Totten, offensive coordinator Steve Smith and defensive line coach Gene Crosby are all new additions to the staff after last year’s OC/QB coach Uyl Joyner and DL coach Bokowski Daniels both stepped down.
“I am happy with the guys we got,” White said. “To finally get everybody going and to get started, it just feels good to get to this point. It’s been a long time coming.”
Totten had a 31-57 record in his eight years leading MVSU and never thought he would return to coaching after stepping down from his post in 2009.
“When I first stepped down from coaching, I was done with coaching,” he said. “I had been doing it for over 20 years, and I had been at Valley for over 20 years. When you are in one place for so long, you kind of get burned out.
“A year went by and it was fine. Two years went by and it was fine. Then that third year came around, and I went out there and saw those guys running off the field. A lot of the players would come up to me and say, ‘Hey coach how are you doing? When are you going to start coaching again?’ Then I started thinking that I still had some coaching in me.”
And ASU just so happened to have an opening at quarterbacks coach.
“So far it has been going well,” Totten said. “I like the enthusiasm here. I like the tempo. I like the coaching staff. They really get after it, and that’s what you need. I think this is a good situation for me.”
How long he will stay at ASU, however, was a question he couldn’t answer on Monday.
“Right now I want to get back into the flow of the game,” he said. “I kind of lost the love for the game for a minute, but now I have regained the love. We will see where it goes after this, but right now I am enjoying myself here.”
Rams open practice
Conditioning was the theme Monday for the Albany State football team, which ran its first practice of the season in the late morning.
The Rams started the day with a 6 a.m. workout at the sand dunes near campus then moved to the football field, where they practiced from 9-11 a.m. and then concluded Day 1 with about 20 minutes of extra conditioning.
“By far, Day 1 is the hardest practice of the year,” senior safety and preseason All-Conference selection Dexter Moody admitted.
The team practiced without shoulder pads and ran through a typical practice routine without contact in temperatures that reached the upper 90s.
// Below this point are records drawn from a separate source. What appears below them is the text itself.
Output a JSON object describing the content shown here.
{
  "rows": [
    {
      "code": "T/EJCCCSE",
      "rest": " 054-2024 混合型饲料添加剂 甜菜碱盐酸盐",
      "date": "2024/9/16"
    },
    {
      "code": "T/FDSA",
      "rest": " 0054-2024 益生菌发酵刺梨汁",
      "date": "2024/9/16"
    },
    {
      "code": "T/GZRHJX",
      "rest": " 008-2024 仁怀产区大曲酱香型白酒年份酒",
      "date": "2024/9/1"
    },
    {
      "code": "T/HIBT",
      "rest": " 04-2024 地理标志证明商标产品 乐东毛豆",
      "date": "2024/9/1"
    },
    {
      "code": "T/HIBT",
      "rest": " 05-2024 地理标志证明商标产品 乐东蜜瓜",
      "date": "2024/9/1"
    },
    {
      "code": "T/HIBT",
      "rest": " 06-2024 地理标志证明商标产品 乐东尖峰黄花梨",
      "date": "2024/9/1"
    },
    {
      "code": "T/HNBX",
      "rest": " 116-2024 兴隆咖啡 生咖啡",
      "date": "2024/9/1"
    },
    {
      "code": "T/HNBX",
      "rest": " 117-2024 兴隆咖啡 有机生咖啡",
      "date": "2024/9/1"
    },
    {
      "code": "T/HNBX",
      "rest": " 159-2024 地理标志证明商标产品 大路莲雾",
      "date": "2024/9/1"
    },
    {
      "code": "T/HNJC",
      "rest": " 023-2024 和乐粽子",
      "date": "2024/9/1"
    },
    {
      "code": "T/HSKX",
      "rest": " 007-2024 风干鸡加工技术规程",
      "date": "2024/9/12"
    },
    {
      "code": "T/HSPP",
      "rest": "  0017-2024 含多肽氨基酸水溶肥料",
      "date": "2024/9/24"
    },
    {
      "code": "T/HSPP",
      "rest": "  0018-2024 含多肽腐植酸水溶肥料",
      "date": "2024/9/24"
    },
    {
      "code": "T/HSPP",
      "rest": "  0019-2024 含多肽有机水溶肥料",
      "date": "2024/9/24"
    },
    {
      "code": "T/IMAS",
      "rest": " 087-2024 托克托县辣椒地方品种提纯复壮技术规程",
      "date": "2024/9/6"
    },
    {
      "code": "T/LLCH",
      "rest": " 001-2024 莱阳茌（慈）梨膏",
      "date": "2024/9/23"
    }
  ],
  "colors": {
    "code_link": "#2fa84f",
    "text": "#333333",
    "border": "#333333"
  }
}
“It’s very tough,” White said about Monday’s practice. “It’s a time for us to push them as much as we can right now and give them their legs back a little later. Right now it’s time to work.”
Camilla native and returning starting receiver Jessie Atkins said Monday’s practice took mental toughness to battle through.
“If you can put it in your mind that you can do it, you will do it,” Atkins said. “If you have a strong mind, everything else comes with that. If you doubt yourself, you can’t do it. If you have a positive attitude, you will accomplish everything you need to accomplish.”